REQUIRED WORK => Search the data for the string "subtitle" and copy each line where it turns up.

************

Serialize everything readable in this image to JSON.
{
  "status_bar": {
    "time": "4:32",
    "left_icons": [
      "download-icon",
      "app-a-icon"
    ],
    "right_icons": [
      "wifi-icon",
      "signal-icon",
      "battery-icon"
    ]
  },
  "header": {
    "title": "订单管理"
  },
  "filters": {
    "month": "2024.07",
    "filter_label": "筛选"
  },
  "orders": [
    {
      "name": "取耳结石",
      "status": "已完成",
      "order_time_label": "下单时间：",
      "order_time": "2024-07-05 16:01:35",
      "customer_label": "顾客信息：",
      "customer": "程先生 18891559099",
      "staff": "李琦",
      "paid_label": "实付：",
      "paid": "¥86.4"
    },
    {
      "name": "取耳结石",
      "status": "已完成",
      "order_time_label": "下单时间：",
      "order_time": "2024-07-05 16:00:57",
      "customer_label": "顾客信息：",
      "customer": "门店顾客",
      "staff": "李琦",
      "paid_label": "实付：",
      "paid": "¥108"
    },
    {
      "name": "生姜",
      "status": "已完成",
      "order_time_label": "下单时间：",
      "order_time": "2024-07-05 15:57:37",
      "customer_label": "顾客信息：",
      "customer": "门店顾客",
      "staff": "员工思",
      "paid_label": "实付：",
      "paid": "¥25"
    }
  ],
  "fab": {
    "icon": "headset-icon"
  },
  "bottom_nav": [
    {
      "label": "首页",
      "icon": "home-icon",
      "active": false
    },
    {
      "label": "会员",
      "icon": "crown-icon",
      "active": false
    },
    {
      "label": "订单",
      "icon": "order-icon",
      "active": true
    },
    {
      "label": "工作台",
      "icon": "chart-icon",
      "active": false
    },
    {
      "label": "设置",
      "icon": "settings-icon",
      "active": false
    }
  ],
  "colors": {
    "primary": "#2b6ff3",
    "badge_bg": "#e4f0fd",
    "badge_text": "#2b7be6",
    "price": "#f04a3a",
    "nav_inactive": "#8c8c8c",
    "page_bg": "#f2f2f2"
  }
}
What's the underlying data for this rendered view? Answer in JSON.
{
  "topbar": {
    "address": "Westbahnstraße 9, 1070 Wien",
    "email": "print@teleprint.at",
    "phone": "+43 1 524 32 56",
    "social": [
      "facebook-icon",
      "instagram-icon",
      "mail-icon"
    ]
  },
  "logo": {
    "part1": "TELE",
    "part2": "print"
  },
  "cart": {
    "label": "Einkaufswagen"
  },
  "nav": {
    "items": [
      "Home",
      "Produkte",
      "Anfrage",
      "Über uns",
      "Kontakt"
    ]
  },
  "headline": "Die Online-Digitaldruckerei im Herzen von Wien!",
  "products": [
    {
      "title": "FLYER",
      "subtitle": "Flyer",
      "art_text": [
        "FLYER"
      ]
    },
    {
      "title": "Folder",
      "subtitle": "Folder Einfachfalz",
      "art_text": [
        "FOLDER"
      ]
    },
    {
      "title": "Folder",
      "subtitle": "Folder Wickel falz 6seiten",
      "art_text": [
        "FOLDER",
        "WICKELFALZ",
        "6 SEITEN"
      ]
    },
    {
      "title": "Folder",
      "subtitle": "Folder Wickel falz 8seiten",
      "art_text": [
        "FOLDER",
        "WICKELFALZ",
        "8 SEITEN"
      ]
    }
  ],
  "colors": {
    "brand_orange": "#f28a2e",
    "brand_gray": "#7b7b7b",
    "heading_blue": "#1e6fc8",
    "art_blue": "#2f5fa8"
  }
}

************

WORKED SOLUTION =>
      "subtitle": "Flyer",
      "subtitle": "Folder Einfachfalz",
      "subtitle": "Folder Wickel falz 6seiten",
      "subtitle": "Folder Wickel falz 8seiten",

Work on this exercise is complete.